• _Provided records_
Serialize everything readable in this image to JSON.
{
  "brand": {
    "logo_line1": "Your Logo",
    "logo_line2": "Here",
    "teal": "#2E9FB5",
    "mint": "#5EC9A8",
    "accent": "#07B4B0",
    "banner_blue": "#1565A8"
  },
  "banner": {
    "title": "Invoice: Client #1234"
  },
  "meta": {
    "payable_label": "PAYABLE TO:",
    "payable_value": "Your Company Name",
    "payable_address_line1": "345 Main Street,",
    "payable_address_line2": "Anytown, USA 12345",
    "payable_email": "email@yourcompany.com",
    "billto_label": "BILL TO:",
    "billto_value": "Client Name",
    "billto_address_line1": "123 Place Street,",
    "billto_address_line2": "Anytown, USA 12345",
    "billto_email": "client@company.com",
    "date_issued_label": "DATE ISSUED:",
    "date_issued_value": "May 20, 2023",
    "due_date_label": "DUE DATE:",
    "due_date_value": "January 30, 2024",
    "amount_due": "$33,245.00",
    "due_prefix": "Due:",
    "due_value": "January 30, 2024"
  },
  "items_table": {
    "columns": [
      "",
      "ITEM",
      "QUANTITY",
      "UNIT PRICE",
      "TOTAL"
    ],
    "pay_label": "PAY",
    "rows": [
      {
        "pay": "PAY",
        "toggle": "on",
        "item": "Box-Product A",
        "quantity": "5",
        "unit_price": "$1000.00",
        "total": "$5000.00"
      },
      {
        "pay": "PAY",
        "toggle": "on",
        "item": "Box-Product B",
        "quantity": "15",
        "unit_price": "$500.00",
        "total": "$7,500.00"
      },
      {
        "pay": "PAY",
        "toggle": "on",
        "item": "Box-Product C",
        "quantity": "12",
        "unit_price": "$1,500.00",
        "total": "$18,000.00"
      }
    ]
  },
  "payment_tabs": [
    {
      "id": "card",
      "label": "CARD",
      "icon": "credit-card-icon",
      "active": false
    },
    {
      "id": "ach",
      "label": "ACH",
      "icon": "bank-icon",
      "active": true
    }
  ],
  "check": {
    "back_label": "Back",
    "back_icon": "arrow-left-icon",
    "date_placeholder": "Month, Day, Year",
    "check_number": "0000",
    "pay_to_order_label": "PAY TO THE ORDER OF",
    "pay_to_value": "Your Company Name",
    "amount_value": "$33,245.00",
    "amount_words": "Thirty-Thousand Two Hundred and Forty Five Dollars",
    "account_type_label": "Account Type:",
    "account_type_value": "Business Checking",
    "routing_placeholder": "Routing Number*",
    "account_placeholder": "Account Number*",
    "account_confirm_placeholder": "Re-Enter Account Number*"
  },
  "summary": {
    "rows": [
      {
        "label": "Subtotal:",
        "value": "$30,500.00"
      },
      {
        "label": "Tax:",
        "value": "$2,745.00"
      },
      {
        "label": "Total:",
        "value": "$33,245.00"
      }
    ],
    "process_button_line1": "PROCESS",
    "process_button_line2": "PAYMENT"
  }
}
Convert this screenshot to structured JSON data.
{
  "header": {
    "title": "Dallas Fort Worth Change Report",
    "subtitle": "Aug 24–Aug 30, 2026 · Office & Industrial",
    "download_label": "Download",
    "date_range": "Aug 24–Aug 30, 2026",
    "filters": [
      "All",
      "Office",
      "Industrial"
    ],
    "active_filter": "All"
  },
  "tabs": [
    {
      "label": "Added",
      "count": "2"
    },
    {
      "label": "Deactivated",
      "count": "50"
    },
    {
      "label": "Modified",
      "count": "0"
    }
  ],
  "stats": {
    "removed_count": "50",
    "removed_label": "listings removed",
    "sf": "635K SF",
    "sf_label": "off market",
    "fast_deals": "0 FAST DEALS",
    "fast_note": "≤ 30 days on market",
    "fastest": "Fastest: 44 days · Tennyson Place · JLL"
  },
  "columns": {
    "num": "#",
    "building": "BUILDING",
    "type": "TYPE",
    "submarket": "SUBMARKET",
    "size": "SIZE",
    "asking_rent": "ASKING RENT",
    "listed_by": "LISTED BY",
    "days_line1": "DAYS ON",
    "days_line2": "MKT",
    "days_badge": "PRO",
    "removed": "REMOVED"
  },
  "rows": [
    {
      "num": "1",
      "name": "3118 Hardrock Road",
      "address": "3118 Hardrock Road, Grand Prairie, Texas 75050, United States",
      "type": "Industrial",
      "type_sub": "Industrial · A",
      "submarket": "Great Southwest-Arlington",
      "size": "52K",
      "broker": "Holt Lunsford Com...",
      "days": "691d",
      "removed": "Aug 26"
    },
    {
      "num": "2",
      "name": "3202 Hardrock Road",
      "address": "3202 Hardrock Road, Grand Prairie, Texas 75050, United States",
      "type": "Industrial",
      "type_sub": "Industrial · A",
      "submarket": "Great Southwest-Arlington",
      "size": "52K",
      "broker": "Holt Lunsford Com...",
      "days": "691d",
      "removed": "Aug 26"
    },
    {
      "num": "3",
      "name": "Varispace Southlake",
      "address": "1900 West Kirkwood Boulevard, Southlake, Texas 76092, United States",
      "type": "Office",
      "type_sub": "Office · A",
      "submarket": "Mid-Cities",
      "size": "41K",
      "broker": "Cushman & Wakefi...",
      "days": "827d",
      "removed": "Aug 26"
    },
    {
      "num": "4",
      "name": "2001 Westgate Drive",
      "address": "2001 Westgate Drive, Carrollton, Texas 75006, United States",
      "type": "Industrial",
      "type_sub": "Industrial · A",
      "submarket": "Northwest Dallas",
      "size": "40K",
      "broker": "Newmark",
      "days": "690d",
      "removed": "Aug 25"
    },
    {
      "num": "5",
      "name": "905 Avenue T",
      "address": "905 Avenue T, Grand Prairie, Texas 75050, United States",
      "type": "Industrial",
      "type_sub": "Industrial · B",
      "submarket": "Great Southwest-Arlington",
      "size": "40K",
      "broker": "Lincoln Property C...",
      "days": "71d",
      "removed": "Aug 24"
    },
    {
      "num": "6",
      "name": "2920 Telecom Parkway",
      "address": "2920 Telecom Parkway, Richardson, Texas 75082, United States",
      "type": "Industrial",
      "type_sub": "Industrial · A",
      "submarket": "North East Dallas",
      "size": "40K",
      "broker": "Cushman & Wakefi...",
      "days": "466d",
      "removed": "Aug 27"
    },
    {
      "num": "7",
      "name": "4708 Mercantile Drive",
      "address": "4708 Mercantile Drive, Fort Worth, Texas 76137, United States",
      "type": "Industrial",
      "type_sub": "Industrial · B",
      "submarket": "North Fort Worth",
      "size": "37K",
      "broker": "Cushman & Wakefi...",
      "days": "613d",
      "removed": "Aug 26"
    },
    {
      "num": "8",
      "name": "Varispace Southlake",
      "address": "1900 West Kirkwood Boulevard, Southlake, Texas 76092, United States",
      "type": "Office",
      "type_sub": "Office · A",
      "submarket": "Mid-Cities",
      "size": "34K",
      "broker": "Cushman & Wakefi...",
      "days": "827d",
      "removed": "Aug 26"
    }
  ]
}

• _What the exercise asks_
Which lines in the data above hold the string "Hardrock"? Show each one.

• _Output of the task_
      "name": "3118 Hardrock Road",
      "address": "3118 Hardrock Road, Grand Prairie, Texas 75050, United States",
      "name": "3202 Hardrock Road",
      "address": "3202 Hardrock Road, Grand Prairie, Texas 75050, United States",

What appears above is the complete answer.